The United Kingdom is one step closer to launching hydraulic fracturing, after local planning officials recommended the approval of plans to drill and test flow shale gas at a site in the north of England, The Guardian reported.
Energy firm Cuadrilla had applied to extract shale gas at two sites: Preston New Road and Roseacre Wood. Both are located between Blackpool and Preston.
After a full evaluation of the proposals, Lancashire County Council's senior planning officer recommended approval of the application for Preston New Road but said that the plans for Roseacre Wood should be refused because of concerns about heavy traffic.
The report was satisfied with measures relating to air quality, greenhouse gas emissions, earthquakes, water use and visual aspects at the two sites.
Councillors will take the final decision on the application next week.
Hydraulic fracturing, commonly known as fracking, involves injecting water, sand and chemicals into a well at high pressure to extract oil or natural gas. Concerns about the possible environmental risks posed by the controversial method — including pollution of drinking water reserves and an increase in seismic activity — have delayed its launch in many countries, including the U.K.
Small earthquakes linked to Cuadrilla's activity in 2011 led to a moratorium on fracking. After that was lifted the company submitted plans for up to four exploration wells at each of the two sites.

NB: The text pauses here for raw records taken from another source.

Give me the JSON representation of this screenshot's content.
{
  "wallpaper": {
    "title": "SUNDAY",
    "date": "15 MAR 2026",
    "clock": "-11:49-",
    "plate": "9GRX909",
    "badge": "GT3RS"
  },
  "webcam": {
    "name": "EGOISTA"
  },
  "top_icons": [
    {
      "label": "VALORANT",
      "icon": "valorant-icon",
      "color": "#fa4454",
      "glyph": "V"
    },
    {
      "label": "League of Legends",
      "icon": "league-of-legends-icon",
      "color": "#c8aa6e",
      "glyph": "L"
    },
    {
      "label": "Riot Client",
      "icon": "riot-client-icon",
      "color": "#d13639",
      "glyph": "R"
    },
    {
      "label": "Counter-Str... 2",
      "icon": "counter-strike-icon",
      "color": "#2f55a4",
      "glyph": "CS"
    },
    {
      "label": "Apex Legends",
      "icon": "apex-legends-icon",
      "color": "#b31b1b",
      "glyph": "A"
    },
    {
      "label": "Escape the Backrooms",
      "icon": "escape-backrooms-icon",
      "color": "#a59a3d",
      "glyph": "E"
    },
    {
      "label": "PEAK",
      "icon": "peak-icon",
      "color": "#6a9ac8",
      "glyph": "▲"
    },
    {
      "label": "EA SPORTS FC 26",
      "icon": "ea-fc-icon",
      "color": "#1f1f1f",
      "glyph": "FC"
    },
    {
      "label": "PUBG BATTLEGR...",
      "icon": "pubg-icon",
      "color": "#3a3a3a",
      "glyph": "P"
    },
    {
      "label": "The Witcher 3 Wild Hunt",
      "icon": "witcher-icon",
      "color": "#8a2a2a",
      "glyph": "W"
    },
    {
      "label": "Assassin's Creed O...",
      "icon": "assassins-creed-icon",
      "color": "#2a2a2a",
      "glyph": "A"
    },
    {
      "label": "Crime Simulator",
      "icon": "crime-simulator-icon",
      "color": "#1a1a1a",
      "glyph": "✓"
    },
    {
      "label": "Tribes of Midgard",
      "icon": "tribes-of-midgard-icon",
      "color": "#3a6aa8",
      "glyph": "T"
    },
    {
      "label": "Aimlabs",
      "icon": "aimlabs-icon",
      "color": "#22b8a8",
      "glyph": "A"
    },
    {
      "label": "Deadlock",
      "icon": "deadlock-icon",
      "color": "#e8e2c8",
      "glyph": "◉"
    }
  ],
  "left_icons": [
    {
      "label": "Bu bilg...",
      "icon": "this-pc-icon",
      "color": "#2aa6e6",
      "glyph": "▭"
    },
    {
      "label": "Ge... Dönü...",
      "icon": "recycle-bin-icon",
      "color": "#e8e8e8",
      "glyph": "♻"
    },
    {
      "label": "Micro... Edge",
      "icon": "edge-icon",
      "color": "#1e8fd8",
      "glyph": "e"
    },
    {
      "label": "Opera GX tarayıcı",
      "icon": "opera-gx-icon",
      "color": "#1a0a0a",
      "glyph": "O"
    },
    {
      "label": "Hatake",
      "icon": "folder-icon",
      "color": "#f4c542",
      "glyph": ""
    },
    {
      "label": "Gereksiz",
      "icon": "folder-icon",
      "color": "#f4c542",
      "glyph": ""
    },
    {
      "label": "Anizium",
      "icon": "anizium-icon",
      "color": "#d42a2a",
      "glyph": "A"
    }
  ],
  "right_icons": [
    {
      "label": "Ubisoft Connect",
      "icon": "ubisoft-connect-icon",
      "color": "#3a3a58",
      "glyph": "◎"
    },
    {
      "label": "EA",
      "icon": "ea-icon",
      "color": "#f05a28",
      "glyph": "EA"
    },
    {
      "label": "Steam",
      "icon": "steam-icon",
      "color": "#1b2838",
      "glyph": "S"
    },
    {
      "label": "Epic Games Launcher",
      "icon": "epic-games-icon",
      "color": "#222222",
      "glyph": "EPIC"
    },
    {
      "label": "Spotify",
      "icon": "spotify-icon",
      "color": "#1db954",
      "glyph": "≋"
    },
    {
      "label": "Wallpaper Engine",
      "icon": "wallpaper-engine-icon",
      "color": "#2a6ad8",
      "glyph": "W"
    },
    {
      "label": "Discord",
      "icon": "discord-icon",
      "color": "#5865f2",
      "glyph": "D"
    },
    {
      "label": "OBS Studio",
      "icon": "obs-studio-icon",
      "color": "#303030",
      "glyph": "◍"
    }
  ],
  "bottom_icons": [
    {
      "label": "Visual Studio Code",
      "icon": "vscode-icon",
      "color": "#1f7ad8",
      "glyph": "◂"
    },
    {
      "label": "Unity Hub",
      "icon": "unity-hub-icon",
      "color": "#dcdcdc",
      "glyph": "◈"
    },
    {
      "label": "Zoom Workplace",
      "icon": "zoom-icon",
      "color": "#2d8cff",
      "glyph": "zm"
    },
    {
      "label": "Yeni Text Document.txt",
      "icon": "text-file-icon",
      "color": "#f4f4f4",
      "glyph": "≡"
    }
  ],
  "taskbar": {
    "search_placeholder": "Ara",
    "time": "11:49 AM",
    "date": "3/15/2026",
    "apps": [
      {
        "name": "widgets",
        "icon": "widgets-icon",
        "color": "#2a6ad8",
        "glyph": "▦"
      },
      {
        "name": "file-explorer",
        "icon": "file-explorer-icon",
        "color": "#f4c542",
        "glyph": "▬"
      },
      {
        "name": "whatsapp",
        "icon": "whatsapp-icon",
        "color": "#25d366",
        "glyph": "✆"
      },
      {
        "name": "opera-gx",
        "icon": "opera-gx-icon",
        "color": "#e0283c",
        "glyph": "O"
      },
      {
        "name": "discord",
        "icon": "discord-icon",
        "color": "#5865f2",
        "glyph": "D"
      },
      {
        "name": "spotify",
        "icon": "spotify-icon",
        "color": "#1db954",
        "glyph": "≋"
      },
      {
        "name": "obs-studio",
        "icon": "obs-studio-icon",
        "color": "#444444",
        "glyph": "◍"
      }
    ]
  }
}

Restrictions on fracking may have eased in England, but in Scotland a new moratorium on fracking has been declared and Wales looks set to do the same.